The Arteon comes standard with several driver-assistance features including forward collision warning with automated emergency breaking, blind-spot monitor with rear cross-traffic alert, and lane-departure warning and lane-keep assist. Adaptive cruise control is standard on the top two trim levels and the SEL Premium has automatic high-beam control, a surround-view camera system and a parking-assistance feature with front and rear parking sensors.

The Arteon starts at $38,190 for a well-equipped front-drive SE. We think that trim level has everything many people desire including simulated leather upholstery, three-zone climate control and an eight-speaker audio system. Move up to the SEL R-Line starting at $42,790 you get sporty styling enhancements as well as such things as a panoramic sunroof, adaptive headlights and leather seating surfaces. The SEL Premium R-Line such as our test car starts at $48,190 and adds such things as 20-inch wheels, rear-seat climate control, a power cargo hatch and a Harman Kardon premium sound system.

The only option on our all-wheel drive test car was the stunning King's Red Metallic paint for $395 bringing the bottom line to $48,585.

If you want a luxury-infused sedan with the cargo space of a crossover and want to make a statement, but don't want to end up driving the same car as your neighbor, the Arteon might be just the ticket.
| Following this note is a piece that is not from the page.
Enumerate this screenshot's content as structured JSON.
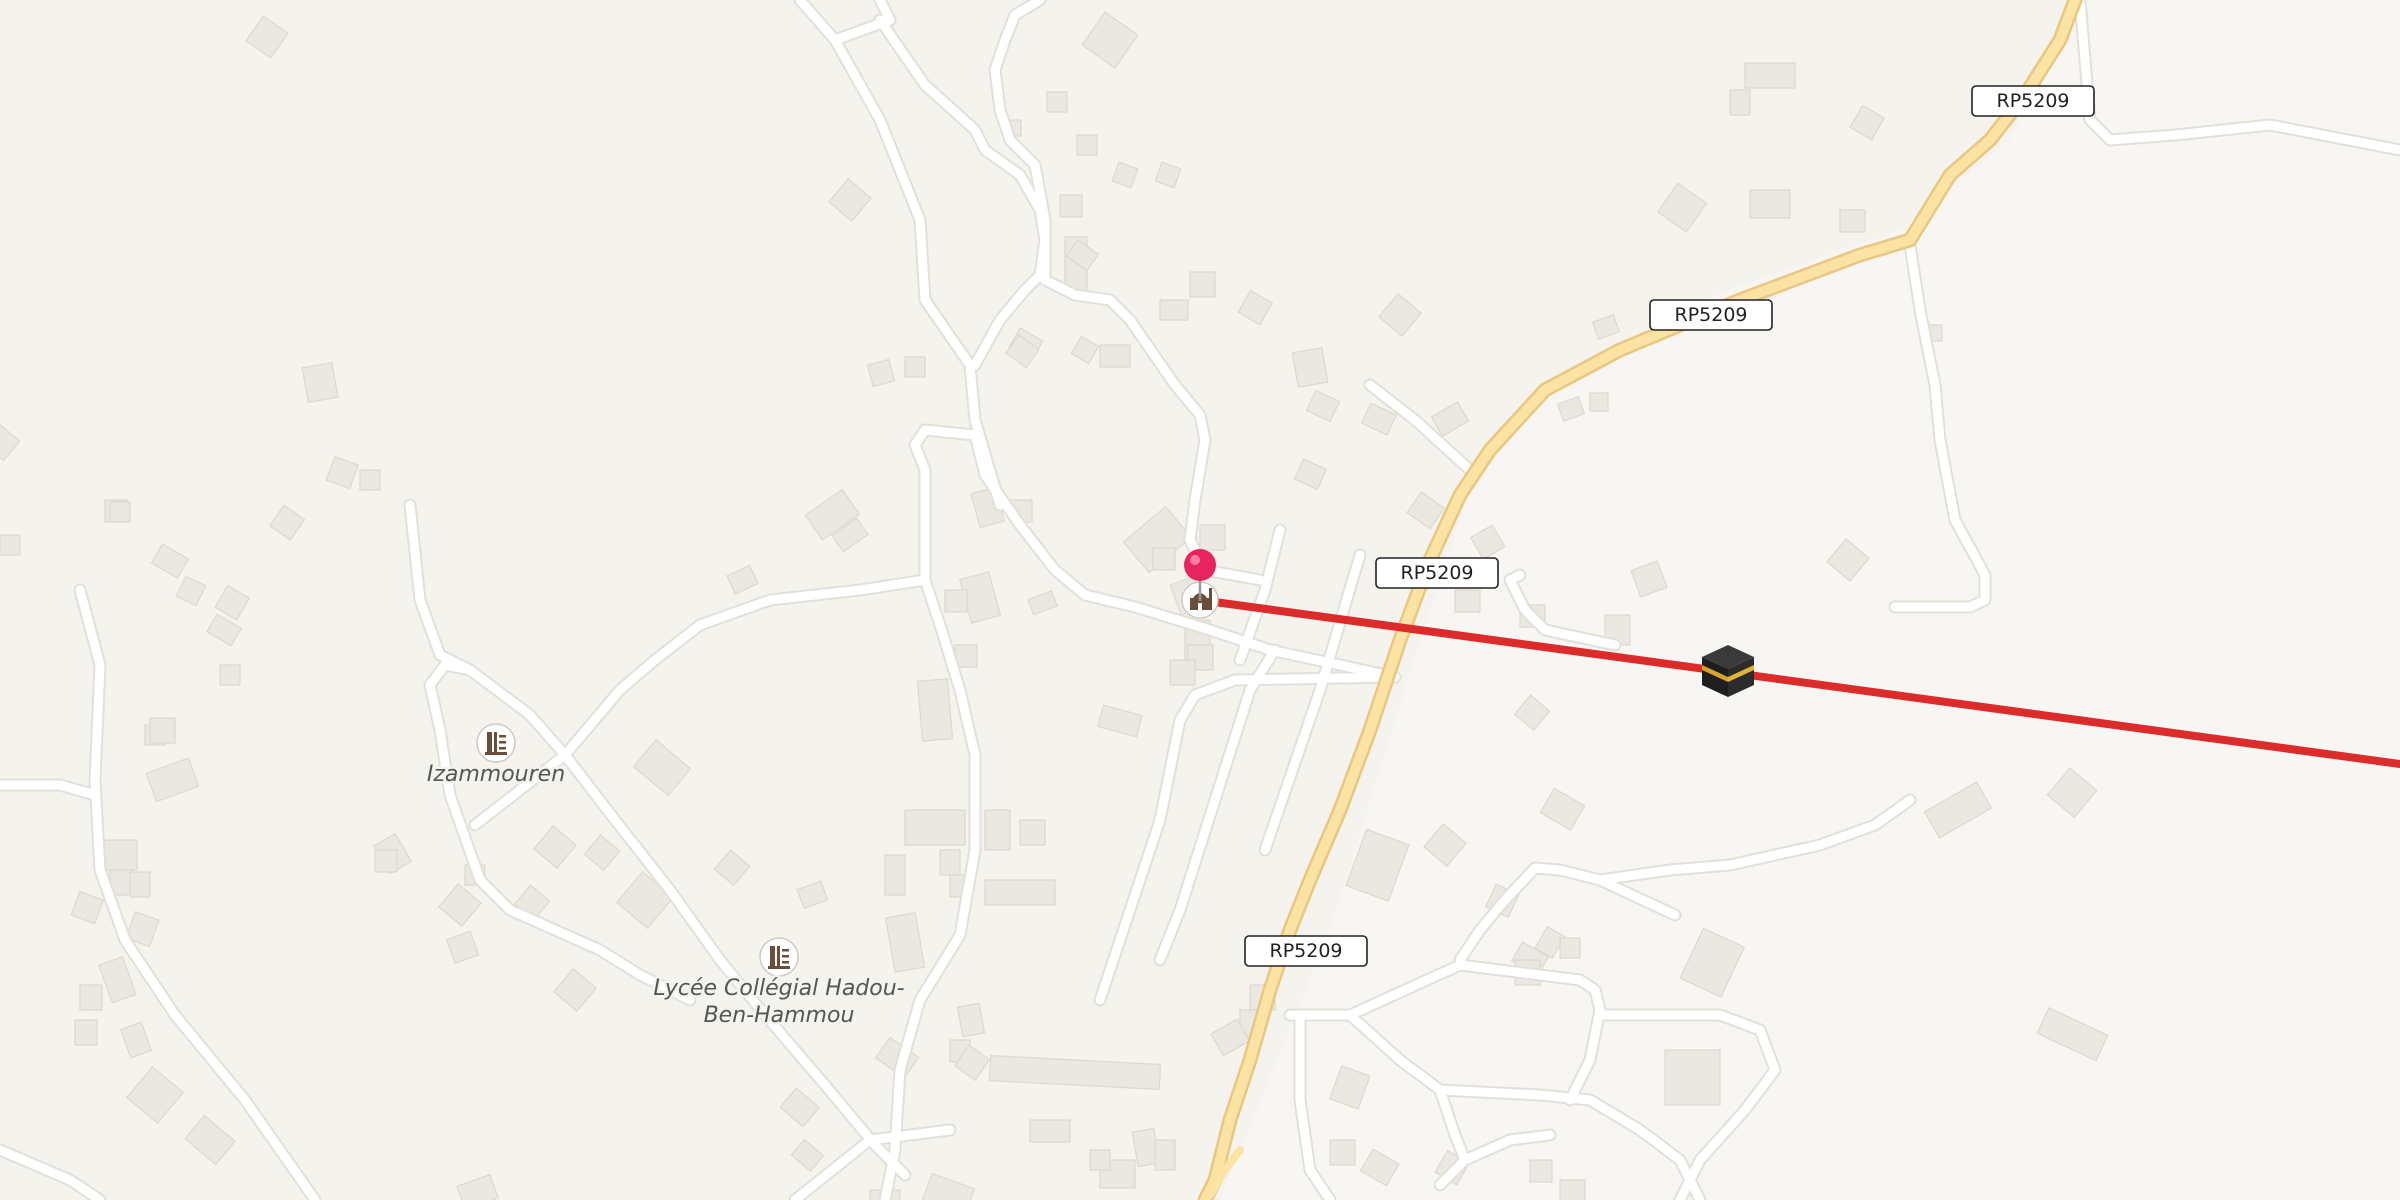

It will be worth the time of a test drive.
2021 VW Arteon


Base price: $38,190; as driven, $48,585
Engine: turbocharged 4-cylinder
Horsepower: 268 @ 5,500 rpm
Torque: 258 pound-feet @ 1,950 rpm
Transmission: 8-speed automatic
Drive: all wheel
Seating: 2/3
Wheelbase: 111.9 inches
Length: 191.6 inches
Curb weight: 3,686 pounds
Turning circle: 39.0 feet
Luggage capacity: 27.2 cubic feet
Cargo capacity: 56.2 cubic feet
Fuel capacity: 18.2 gallons (premium)
EPA rating: 20 city, 31 highway, 24 combined
0-60: 6.1 seconds (Car and Driver)
Also consider: Kia Stinger, Audi A5, Honda Accord

The Good
• Pleasing ride
• Sleek exterior design
• Large number of available features

The Bad
• Adaptive cruise not working properly

The Ugly
• Not as engaging to drive as rivals